An advertisement for online shopping site Taobao.com of Alibaba Group is seen at a metro station in Shanghai, Nov 12, 2014. [Photo/IC]
China's Ministry of Commerce will step up its efforts to crack down on counterfeits and shady products in the nation's booming online market, a spokesman said on Thursday.
Ministry spokesman Shen Danyang told a news conference in Beijing that through cooperating with government and industrial organizations as well as enterprises, the ministry will strengthen its efforts to get rid of fake goods online and maintain healthy order in the market.
Shen's comment came a day after Taobao, the largest consumer-to-consumer online marketplace, filed a complaint against an official at a government watchdog.
Taobao, which is owned by e-commerce giant Alibaba Group Holding Ltd, said in an open letter on Wednesday that is had been treated unfairly in a quality check by the State Administration for Industry and Commerce.
A report recently released by the SAIC showed that less than 40 percent of Taobao's products are authentic. Taobao questioned the objectiveness of the report and accusing the SAIC of abusing its power.
Shen said that the booming online shopping market in China not only created more job opportunities but also boosted consumption. During 2014, the ministry investigated and handled more than 11,000 cases involved with intellectual property rights violations.
Taobao accuses State Administration for Industry & Commerce of unfair treatment by Meng Jing
After being named and shamed as the online shopping site with the most fake goods in China, Alibaba's Taobao marketplace has stepped up to the challenge, accusing the State Administration for Industry and Commerce, one of the country's top watchdogs, of unfair treatment over ita random quality inspection.

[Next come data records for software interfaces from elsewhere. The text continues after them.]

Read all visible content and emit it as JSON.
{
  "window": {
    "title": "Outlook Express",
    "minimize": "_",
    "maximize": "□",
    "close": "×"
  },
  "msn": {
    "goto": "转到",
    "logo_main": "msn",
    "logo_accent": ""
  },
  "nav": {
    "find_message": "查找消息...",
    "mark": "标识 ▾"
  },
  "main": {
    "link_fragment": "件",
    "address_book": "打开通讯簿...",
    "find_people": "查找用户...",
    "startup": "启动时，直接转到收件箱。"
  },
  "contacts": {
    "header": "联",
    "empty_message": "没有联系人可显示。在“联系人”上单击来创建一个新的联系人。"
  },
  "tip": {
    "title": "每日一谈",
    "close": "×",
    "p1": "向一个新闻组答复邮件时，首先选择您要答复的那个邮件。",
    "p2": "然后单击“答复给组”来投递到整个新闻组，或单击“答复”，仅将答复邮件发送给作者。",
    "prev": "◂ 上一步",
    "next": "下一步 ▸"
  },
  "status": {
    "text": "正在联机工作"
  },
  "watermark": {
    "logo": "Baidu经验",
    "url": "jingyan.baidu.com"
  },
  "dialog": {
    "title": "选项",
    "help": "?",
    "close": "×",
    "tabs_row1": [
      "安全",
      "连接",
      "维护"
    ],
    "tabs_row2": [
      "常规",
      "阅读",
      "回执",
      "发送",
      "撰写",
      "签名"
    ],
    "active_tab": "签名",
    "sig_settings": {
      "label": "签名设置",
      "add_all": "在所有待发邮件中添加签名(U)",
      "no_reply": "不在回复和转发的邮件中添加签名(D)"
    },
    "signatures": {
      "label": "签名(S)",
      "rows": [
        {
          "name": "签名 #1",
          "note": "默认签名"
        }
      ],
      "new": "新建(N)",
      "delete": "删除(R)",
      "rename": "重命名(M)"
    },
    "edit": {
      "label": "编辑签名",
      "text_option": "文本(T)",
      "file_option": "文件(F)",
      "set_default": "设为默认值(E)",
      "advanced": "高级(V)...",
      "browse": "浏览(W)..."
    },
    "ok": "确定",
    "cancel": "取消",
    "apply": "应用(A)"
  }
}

Taobao, the largest customer-to-customer online marketplace, posted an article on Tuesday saying that the SAIC published a misleading report over a "problematic" random quality inspection.
The article, which is claimed to have been written by a Taobao employee, said that the quality inspectors sampled very few items and there is no logic to the report.
The report, which was released by the SAIC on Friday, said just over 50 percent of goods bought online are genuine and meet national quality standards.
Taobao marketplace was found to have the worst performance, with only 37.25 percent of its goods being genuine products, compared with 90 percent for JD.com and 85.71 percent for Tmall, a business-to-customer site of Alibaba.
The quality inspection was conducted between August and October. As many as 92 items from six online sites are chosen for the test, 51 of which were from Taobao.